Anyone who selflessly and boldly follows her moral intuition encourages everyone she meets, however subtly, to follow this example: as Eliot says of Dorothea, “the effect of her being on those around her was incalculably diffusive.” Eliot shows this most touchingly in the meeting between Dorothea and Rosamond. Although Rosamond is vain, selfish, and superficial, the presence of Dorothea prompts her to one of the only unselfish acts of her life.
From reading this review, you might get the idea that this book is merely a philosophical exercise. But Eliot’s most miraculous accomplishment is to combine this analysis with an immaculate novel. The portrait she gives of Middlemarch is so fully realized, without any hint of strain or artifice, that the reader feels that he has bought a cottage there himself.
Normally at this point in a review, I add some criticisms; but I cannot think of a single bad thing to say about this book. Eliot’s command of dialogue and characterization, of pacing and plot-development, cannot be faulted. She moves effortlessly from scene to scene, from storyline to storyline, showing how the private is interwoven with the public, the social with the psychological, the economical with the amorous—how our vices are implicated in our virtues, how our good intentions shot through with ulterior motives, how our hopes and fears are mixed up with our routine reality—never simplifying the ambiguities of perspective or collapsing the many layers of meaning—and yet she is always in perfect command of her mountains of material.
A host of minor characters marches through these pages, each one individualized, many of them charming, some hilarious, a few irritating, and all of them vividly real.

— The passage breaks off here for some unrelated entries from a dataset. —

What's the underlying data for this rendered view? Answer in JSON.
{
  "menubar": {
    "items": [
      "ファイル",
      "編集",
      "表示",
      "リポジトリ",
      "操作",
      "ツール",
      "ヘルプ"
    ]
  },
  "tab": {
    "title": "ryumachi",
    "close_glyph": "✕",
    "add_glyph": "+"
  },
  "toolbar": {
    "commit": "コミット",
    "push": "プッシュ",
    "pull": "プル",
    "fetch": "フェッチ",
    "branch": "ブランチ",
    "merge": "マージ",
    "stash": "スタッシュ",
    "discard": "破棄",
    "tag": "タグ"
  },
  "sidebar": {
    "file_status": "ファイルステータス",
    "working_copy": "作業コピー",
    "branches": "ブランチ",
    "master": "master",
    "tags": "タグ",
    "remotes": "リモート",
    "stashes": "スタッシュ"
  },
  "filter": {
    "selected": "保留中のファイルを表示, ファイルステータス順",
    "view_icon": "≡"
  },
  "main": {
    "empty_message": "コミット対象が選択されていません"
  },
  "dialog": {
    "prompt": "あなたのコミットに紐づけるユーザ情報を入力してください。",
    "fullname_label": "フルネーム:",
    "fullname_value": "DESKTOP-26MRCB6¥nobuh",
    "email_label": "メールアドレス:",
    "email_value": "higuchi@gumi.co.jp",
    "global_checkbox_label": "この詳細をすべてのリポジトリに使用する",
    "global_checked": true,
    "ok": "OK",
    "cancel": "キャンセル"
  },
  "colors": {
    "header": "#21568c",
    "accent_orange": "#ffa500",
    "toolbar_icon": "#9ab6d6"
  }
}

I could see parts of myself in every one of them, from the petulant Fred Vincey, to the blunt Mary Garth, to the frigid Mr. Casaubon, to the muddle-headed Mr. Brooke—almost Dickensian in his comic exaggeration—to every gossip, loony, miser, dissolute, profilage, and tender heart—the list cannot be finished.
Perhaps Eliot’s most astounding feat is to combine the aesthetic, with the ethical, with the analytic, in such a way that you can no longer view them separately. Eliot’s masterpiece charms as it preaches; it is both beautiful and wise; it pulls on the heart while engaging the head; and it is, in the words of Virgina Woolf, “one of the few English novels written for grown-up people.”